Her subject is Jesse Krimes, who began life as the fatherless son of a teenage mother, losing his stepfather to a drug-related suicide as a child, and then arrested for selling drugs in his teens. He was incarcerated for six years, and spent most of that time escaping into art. After studying as much as he could about other creators and philosophers, Krimes began his own projects, secretly made from items like soap, sheets, and hair gel purchased at the commissary.
Because the art itself was considered contraband, he had to sneak it out of the prison piece by piece. When he finally made it home and put it together, Krimes’ work included a breathtaking opus he titled “Apokaluptein:16389067,” after his incarceration number.
Nahmias follows Krimes in the years after his release, as he tries to steady himself in a country that has no great interest in offering former prisoners support or even second chances. He stumbles a few times, but with the help of fellow artists he met in jail — and his own inner compass, magnetized by a generational talent — he keeps moving forward. And it’s quite a move; within a few years, he’s expanding his work in a range of directions and exhibiting it in museums and galleries across the world.
As he achieves more and more success he looks back at the friends, all of whom are men of color, who haven’t been able to climb as high. His relative privilege weighs on him, and he joins forces with Black artist Russell Craig to found Right of Return USA, a fellowship for formerly incarcerated artists.
Krimes takes pains to be as open and honest as he can, and Nahmias gives him plenty of space. Although the film is structured as a straightforward biography, she’s infused it with an artistic sensibility as well, gathering a team that has clearly been meticulously chosen. Her cinematographer, Marie Hinson, is also an installation artist, and Emmy-nominated composer Amanda Jones (“Home”) brings a light touch. But the most impactful addition comes from animator Molly Schwartz, who collaborated with Krimes to bring his work to life in moving new ways.
It would have expanded our understanding still further to learn more about the personal lives of Krimes, Craig, and his other friends. We see a few scenes of Krimes bonding with his young son, who was born while he was in prison, but they unfold with a tentativeness missing from the rest of the film. Though this is understandable, Krimes is so naturally philosophical that it feels significant when we’re left with meaningful questions he’s raised about his own childhood: What was it like for his child’s mother to raise their son alone, how much time are they able to spend together now, and how much does his own history and ambition inform their relationship?
That said, both Krimes and Nahmias generally approach his experiences through a more macrocosmic lens. And it is rare to find a film that reflects its subject so insightfully, in both an artistic and thematic sense. Each of them proves, in different but vital ways, that creative collaboration is an essential pathway forward.
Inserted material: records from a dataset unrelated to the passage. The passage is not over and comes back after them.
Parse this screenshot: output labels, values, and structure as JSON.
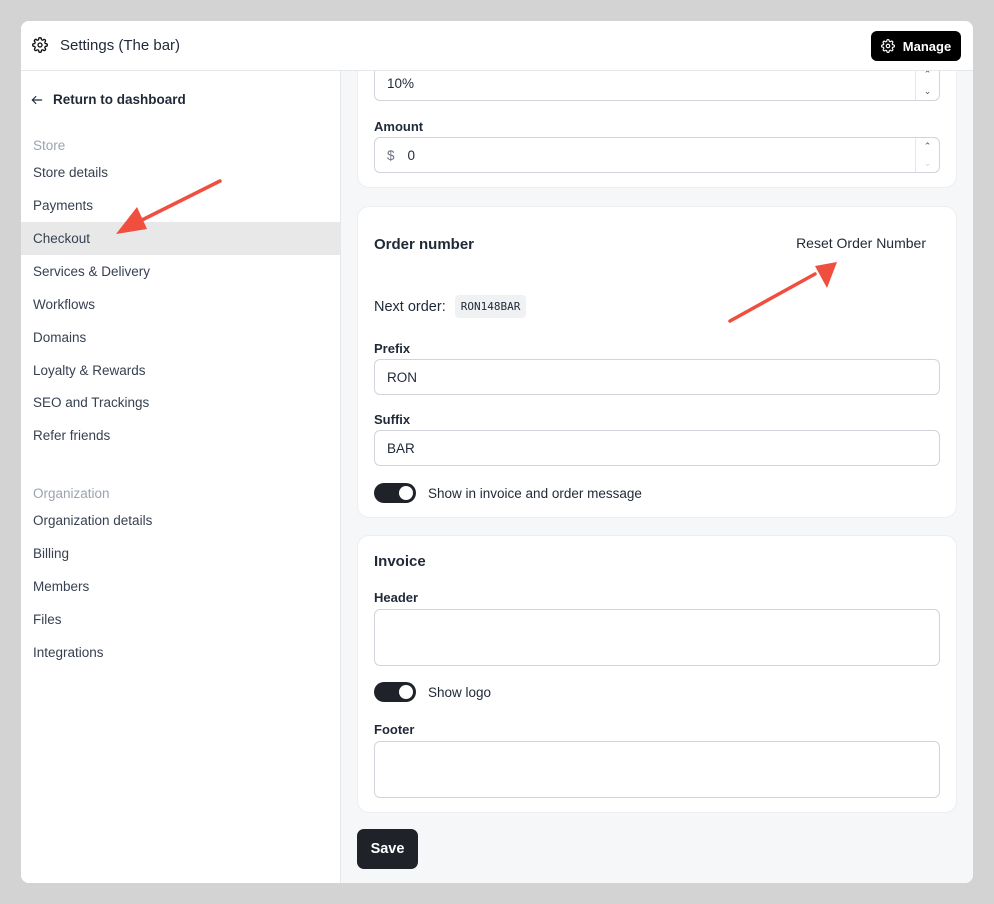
{
  "header": {
    "title": "Settings (The bar)",
    "manage_label": "Manage"
  },
  "sidebar": {
    "back_label": "Return to dashboard",
    "store_section": "Store",
    "store_items": [
      {
        "label": "Store details"
      },
      {
        "label": "Payments"
      },
      {
        "label": "Checkout",
        "active": true
      },
      {
        "label": "Services & Delivery"
      },
      {
        "label": "Workflows"
      },
      {
        "label": "Domains"
      },
      {
        "label": "Loyalty & Rewards"
      },
      {
        "label": "SEO and Trackings"
      },
      {
        "label": "Refer friends"
      }
    ],
    "org_section": "Organization",
    "org_items": [
      {
        "label": "Organization details"
      },
      {
        "label": "Billing"
      },
      {
        "label": "Members"
      },
      {
        "label": "Files"
      },
      {
        "label": "Integrations"
      }
    ]
  },
  "tax_card": {
    "rate_value": "10%",
    "amount_label": "Amount",
    "amount_prefix": "$",
    "amount_value": "0"
  },
  "order_card": {
    "title": "Order number",
    "reset_label": "Reset Order Number",
    "next_order_label": "Next order:",
    "next_order_value": "RON148BAR",
    "prefix_label": "Prefix",
    "prefix_value": "RON",
    "suffix_label": "Suffix",
    "suffix_value": "BAR",
    "show_toggle_label": "Show in invoice and order message",
    "show_toggle_on": true
  },
  "invoice_card": {
    "title": "Invoice",
    "header_label": "Header",
    "header_value": "",
    "show_logo_label": "Show logo",
    "show_logo_on": true,
    "footer_label": "Footer",
    "footer_value": ""
  },
  "save_label": "Save",
  "colors": {
    "accent": "#1f2329",
    "annotation_arrow": "#f04e3e",
    "active_nav_bg": "#e8e8e8"
  },
  "icons": {
    "header": "gear-icon",
    "manage": "gear-icon",
    "back": "arrow-left-icon"
  }
}
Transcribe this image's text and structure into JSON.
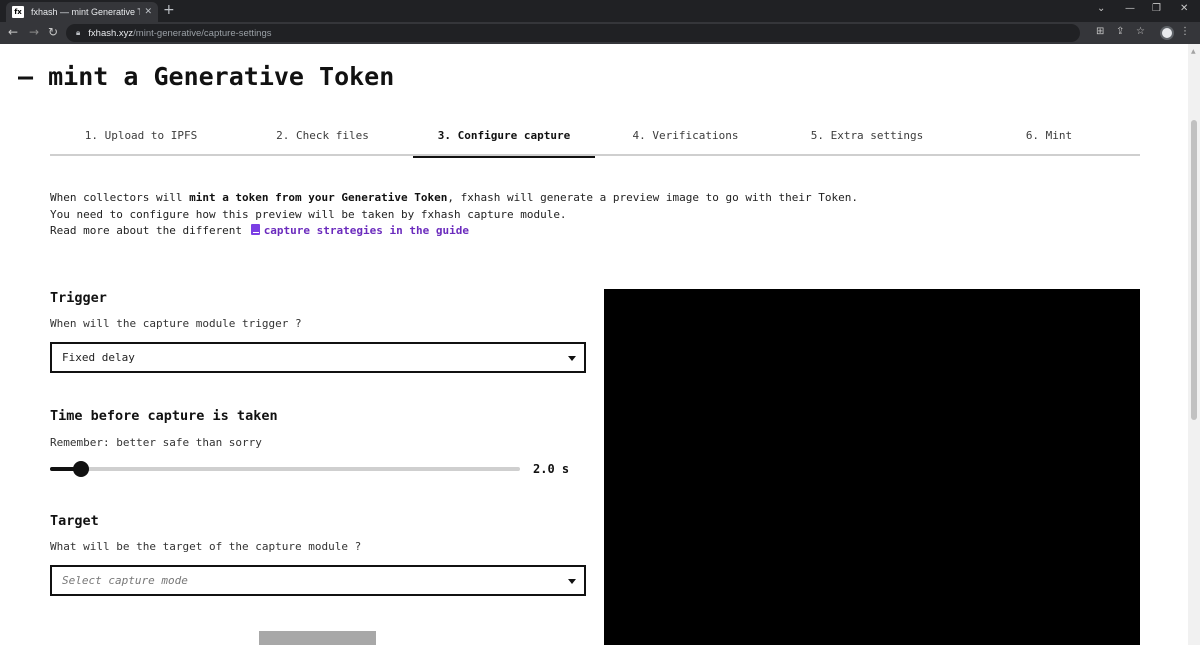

“Art & Krimes by Krimes” opens September 30 in NYC and LA via MTV Documentary Films.